The Antikythera Mechanism I
With Java animations by Bill Casselman
The main reference for these columns is printed: the monograph, cited below, by the famous Yale historian of science Derek De Solla Price (other printed references). On the web one can find the complete text of his 1959 Scientific American article on the subject. E. C. Zeeman, K.B., F.R.S. delivered lectures on the topic in 1998 at the University of Texas, San Antonio and at Trinity College, Dublin. The 23 transparencies from these lectures are on the web and it's almost like being there (see his paper for more detail). DivingBum Enterprises has a page with a photograph of the curent installation in the National Museum of Archaeology, Athens. Chris Rorres' page Spheres and Planetaria on the Drexel University site has a nice photograph of Price himself. Rob S. Rice of the University of Pennsylvania has posted a very useful paper on the subject, from a 1995 U.S. Naval Academy symposium on Naval History. A lively sketch of De Solla Price's scientific and human personality can be found in the Foreword, by Robert K. Merton and Eugene Garfield, to one of his books.
Update: Technology available to Tony Freeth and his collaborators, including computed X-ray tomography (like a high-resolution CAT-scan), has allowed a much better understanding of the structure of the mechanism and has shown that earlier work by Price, while correctly assessing the intellectual scale of the Greek's achievement, was dead wrong on many of the details. Read about some of the discoveries made in 2009 here.
1. The history of the Mechanism
The Antikythera Mechanism is the name given to an astronomical calculating device, measuring about 32 by 16 by 10 cm, which was discovered in 1900 in a sunken ship just off the coast of Antikythera, an island between Crete and the Greek mainland. Several kinds of evidence point incontrovertibly to around 80 B.C. for the date of the shipwreck. The device, made of bronze gears fitted in a wooden case, was crushed in the wreck, and parts of the faces were lost, ``the rest then being coated with a hard calcareous deposit at the same time as the metal corroded away to a thin core coated with hard metallic salts preserving much of the former shape of the bronze'' during the almost 2000 years it lay submerged.
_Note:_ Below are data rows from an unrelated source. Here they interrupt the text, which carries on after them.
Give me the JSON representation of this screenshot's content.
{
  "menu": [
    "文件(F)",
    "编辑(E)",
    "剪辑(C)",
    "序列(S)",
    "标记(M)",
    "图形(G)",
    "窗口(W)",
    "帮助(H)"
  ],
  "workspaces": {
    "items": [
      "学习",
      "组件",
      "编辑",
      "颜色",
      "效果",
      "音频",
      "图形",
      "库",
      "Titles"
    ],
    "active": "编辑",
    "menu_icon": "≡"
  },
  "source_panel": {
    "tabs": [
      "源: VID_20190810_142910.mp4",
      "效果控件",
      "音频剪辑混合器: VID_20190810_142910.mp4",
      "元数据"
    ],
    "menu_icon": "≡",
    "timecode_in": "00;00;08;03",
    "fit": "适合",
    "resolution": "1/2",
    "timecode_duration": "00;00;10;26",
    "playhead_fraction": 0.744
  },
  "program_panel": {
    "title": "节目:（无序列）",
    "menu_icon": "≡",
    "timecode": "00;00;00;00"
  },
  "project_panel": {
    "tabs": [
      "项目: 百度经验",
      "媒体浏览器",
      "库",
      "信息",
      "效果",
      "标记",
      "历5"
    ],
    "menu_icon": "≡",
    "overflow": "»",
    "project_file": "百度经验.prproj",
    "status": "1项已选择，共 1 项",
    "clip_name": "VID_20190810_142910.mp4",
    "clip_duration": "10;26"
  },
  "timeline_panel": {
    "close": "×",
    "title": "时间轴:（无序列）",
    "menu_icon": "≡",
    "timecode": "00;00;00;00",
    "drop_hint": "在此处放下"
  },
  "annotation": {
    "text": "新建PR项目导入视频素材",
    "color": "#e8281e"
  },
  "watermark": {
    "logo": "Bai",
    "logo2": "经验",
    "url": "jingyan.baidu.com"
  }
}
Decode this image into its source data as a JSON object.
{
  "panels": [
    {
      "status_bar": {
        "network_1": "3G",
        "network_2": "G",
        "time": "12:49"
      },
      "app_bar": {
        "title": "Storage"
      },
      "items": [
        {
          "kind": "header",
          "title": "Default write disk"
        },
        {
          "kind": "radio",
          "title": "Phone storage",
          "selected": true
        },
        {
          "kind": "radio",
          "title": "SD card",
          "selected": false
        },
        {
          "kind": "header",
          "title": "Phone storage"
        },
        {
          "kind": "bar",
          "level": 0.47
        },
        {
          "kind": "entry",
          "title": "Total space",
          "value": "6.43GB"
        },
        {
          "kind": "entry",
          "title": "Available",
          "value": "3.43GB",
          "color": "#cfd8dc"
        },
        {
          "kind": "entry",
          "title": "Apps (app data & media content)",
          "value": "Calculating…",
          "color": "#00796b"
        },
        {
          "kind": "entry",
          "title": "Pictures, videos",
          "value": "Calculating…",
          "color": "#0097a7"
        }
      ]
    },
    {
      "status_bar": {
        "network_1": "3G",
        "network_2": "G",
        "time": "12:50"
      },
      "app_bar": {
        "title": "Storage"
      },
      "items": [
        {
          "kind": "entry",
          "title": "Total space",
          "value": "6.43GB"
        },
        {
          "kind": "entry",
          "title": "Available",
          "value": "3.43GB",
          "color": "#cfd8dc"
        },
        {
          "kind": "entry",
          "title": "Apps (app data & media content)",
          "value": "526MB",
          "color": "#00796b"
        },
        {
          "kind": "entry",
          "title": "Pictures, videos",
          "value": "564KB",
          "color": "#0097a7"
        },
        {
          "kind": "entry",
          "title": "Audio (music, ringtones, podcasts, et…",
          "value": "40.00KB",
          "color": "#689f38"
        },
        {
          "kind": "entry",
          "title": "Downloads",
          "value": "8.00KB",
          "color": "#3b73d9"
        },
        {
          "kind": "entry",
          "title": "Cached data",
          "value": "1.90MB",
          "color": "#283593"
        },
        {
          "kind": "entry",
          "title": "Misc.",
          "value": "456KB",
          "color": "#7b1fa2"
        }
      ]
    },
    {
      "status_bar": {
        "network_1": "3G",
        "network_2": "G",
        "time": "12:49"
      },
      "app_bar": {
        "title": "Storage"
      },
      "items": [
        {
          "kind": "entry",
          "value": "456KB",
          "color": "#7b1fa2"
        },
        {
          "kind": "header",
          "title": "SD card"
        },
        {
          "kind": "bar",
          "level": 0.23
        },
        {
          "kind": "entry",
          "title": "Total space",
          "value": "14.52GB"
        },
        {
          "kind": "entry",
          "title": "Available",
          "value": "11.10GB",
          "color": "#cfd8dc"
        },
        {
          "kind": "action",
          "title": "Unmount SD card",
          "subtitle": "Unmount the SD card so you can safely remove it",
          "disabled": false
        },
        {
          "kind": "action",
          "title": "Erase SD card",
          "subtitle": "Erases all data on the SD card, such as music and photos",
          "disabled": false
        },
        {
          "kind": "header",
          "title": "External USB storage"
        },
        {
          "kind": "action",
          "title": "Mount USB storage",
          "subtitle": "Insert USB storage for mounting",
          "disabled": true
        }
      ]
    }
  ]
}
The quotation is from Derek de Solla Price's monograph Gears from the Greeks ... in the 1974 Transactions of the American Philosophical Society (Volume 64, part 7).
General plan of all gearing, composite diagram
from De Solla Price, Transactions of the American Philosophical
Society Vol 64 No 7 (1974). Reproduced with permission.
It is hard to exaggerate the singularity of this device, or its importance in forcing a complete re-evaluation of what had been believed about technology in the ancient world. For this box contained some 32 gears, assembled into a mechanism that accurately reproduced the motion of the sun and the moon against the background of fixed stars, with a differential giving their relative position and hence the phases of the moon. It is enough to know that there is no trace of anything like it until around 1000 A.D., and that when it was first published there were serious suggestions that it had been dropped into the wreck at a much later date or even that it was the work of alien astronauts.
The general plan of the gearing could only be drawn after 1971 when, on De Solla Price's instigation, the remnants of the mechanism were viewed with gamma rays, which could penetrate the calcareous block in which the gears were embedded. Then careful counting of teeth, and examination of the way the gears meshed, showed that ``the gear ratios could be associated with well-known astronomical and calendrical parameters'' (Price) and allowed the almost complete description of how the device must have functioned.
This is the first of two columns on the Antikythera Mechanism. In each we will examine one part of the mechanism that has special mathematical interest. This month it is the Sun-Moon assembly, next month: the Differential Gear.
SUNY at Stony Brook